Stumbling over the image of Marshall Point Light (I think that’s what it is called) from my previous post got me thinking about photographs I have made of other Maine lighthouses such as the one of Portland Head Light above. This also brought back vivid memories of the bone-chilling cold temperatures and icy wind from when I made this image late one January afternoon.
Anyway, I went back into the archives and did some digging around to see what I could find on lighthouses, and the selection posted below is a small sampling. Most of the images seen here are from a few years ago when I was still shooting slide film, which gives me incentive to re-visit some of these places to see what I can do digitally. Pemaquid, West Quoddy, Portland Head, Rockland Breakwater, and Bass Harbor are just a few of the classic and iconic lighthouses standing guard along the Maine coast, with many more to be explored. Hmmm… perhaps this could be my project for the next few winter months?

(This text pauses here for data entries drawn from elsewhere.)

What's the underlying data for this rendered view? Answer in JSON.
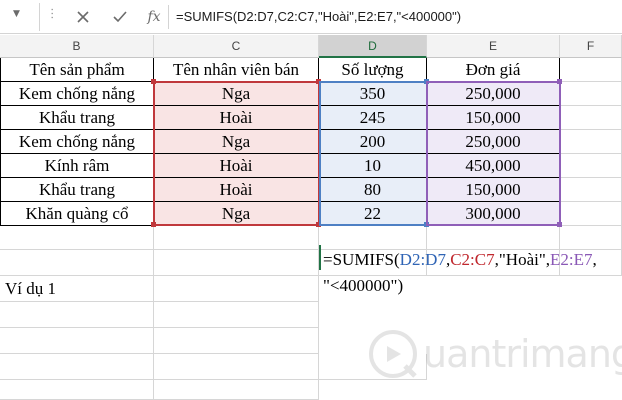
{
  "formula_bar": {
    "cancel_icon": "close-icon",
    "enter_icon": "check-icon",
    "function_icon": "fx",
    "formula": "=SUMIFS(D2:D7,C2:C7,\"Hoài\",E2:E7,\"<400000\")"
  },
  "columns": [
    "B",
    "C",
    "D",
    "E",
    "F"
  ],
  "table": {
    "headers": [
      "Tên sản phẩm",
      "Tên nhân viên bán",
      "Số lượng",
      "Đơn giá"
    ],
    "rows": [
      [
        "Kem chống nắng",
        "Nga",
        "350",
        "250,000"
      ],
      [
        "Khẩu trang",
        "Hoài",
        "245",
        "150,000"
      ],
      [
        "Kem chống nắng",
        "Nga",
        "200",
        "250,000"
      ],
      [
        "Kính râm",
        "Hoài",
        "10",
        "450,000"
      ],
      [
        "Khẩu trang",
        "Hoài",
        "80",
        "150,000"
      ],
      [
        "Khăn quàng cổ",
        "Nga",
        "22",
        "300,000"
      ]
    ]
  },
  "example": {
    "label": "Ví dụ 1",
    "formula_parts": {
      "p1": "=SUMIFS(",
      "r1": "D2:D7",
      "c1": ",",
      "r2": "C2:C7",
      "p2": ",\"Hoài\",",
      "r3": "E2:E7",
      "c2": ",",
      "line2": "\"<400000\")"
    }
  },
  "colors": {
    "range_c": "#c0383c",
    "range_d": "#4e80c4",
    "range_e": "#8f5fb8",
    "selected_header": "#217346"
  },
  "watermark": {
    "text": "uantrimang",
    "icon": "q-logo-icon"
  }
}
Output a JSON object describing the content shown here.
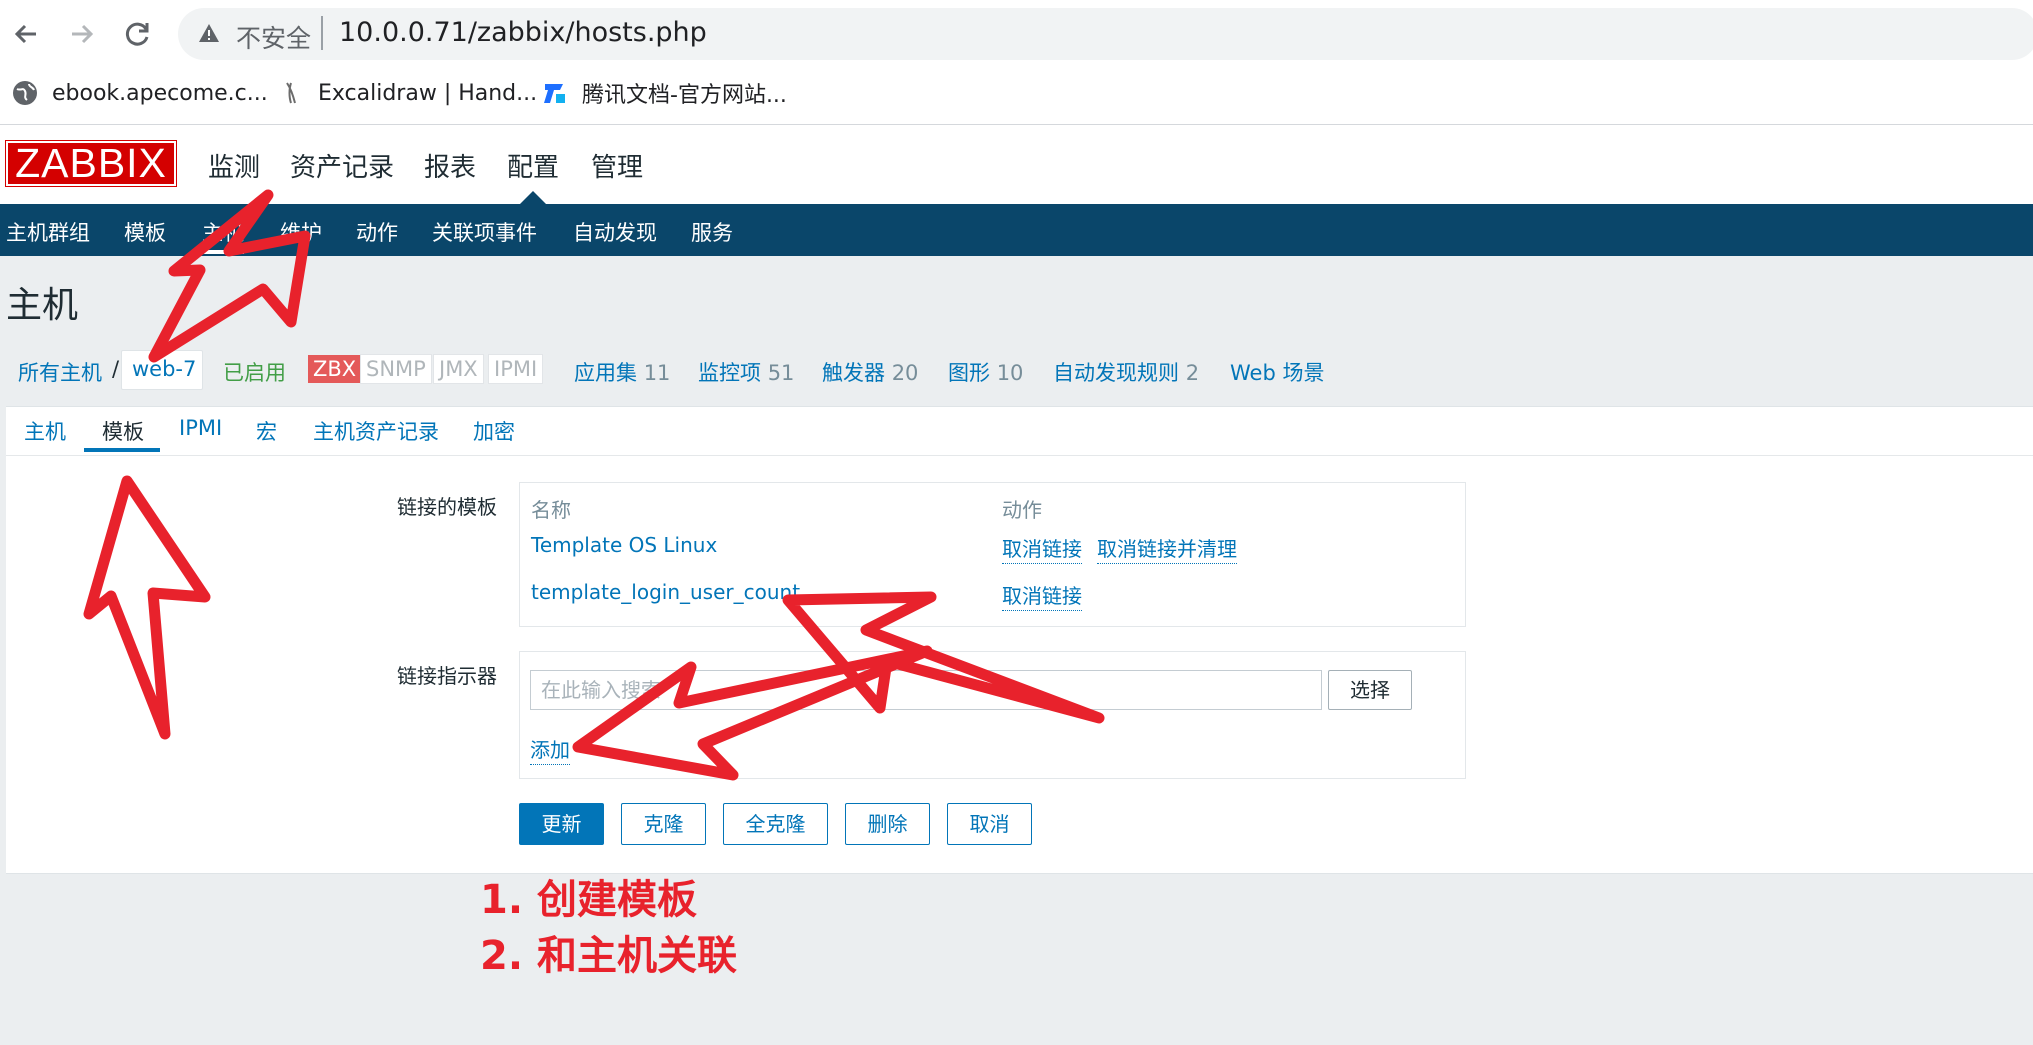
{
  "browser": {
    "security_label": "不安全",
    "url": "10.0.0.71/zabbix/hosts.php",
    "bookmarks": [
      {
        "label": "ebook.apecome.c...",
        "icon": "globe-icon"
      },
      {
        "label": "Excalidraw | Hand...",
        "icon": "excalidraw-icon"
      },
      {
        "label": "腾讯文档-官方网站...",
        "icon": "tencent-docs-icon"
      }
    ]
  },
  "zabbix": {
    "logo": "ZABBIX",
    "main_menu": [
      "监测",
      "资产记录",
      "报表",
      "配置",
      "管理"
    ],
    "sub_menu": [
      "主机群组",
      "模板",
      "主机",
      "维护",
      "动作",
      "关联项事件",
      "自动发现",
      "服务"
    ],
    "page_title": "主机"
  },
  "host_nav": {
    "all_hosts": "所有主机",
    "separator": "/",
    "host": "web-7",
    "status": "已启用",
    "tags": [
      "ZBX",
      "SNMP",
      "JMX",
      "IPMI"
    ],
    "links": [
      {
        "label": "应用集",
        "count": "11"
      },
      {
        "label": "监控项",
        "count": "51"
      },
      {
        "label": "触发器",
        "count": "20"
      },
      {
        "label": "图形",
        "count": "10"
      },
      {
        "label": "自动发现规则",
        "count": "2"
      },
      {
        "label": "Web 场景",
        "count": ""
      }
    ]
  },
  "tabs": [
    "主机",
    "模板",
    "IPMI",
    "宏",
    "主机资产记录",
    "加密"
  ],
  "form": {
    "linked_templates_label": "链接的模板",
    "col_name": "名称",
    "col_action": "动作",
    "templates": [
      {
        "name": "Template OS Linux",
        "actions": [
          "取消链接",
          "取消链接并清理"
        ]
      },
      {
        "name": "template_login_user_count",
        "actions": [
          "取消链接"
        ]
      }
    ],
    "link_indicator_label": "链接指示器",
    "search_placeholder": "在此输入搜索",
    "select_button": "选择",
    "add_link": "添加",
    "buttons": {
      "update": "更新",
      "clone": "克隆",
      "full_clone": "全克隆",
      "delete": "删除",
      "cancel": "取消"
    }
  },
  "annotation": {
    "line1": "1. 创建模板",
    "line2": "2. 和主机关联",
    "color": "#e8222c"
  }
}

… when he crossed the country on his epic travels. Not sure if I should call it Marshall Point Lighthouse or Port Clyde Lighthouse, but by either name it is a unique and impressive sight. I am going to return to this lighthouse on the coast of Maine just below Rockland someday soon, especially if I can get some nice winter light and perhaps some snow.
This is one of the very first photographs I ever made after getting re-interested in photography back around 2001. It was made using 35mm Velvia slide film and then scanned using a Nikon scanner I used when I worked at the University of Maine. I would wait until I had more than a handful of slides that I wanted to scan, and then head over to the new media lab where I would spend a couple of hours digitizing my latest masterpieces. Though I loved the look of slide film on the light table, the process of scanning them was laborious to say the least, and I think my experiences there went some ways toward convincing me to make the jump to using a digital camera.
I can distinctly remember the summer morning I spent here. It was fogged in pretty heavily, and that only served to amplify the sounds of the mid-coast area. I recall hearing the putt-putt of a lobster boat engine as it made it’s way around the point. I couldn’t see it at first, but I hoped it would come near enough to the lighthouse were it might add a little interest to my composition. When it appeared out of the fog I was ready… click.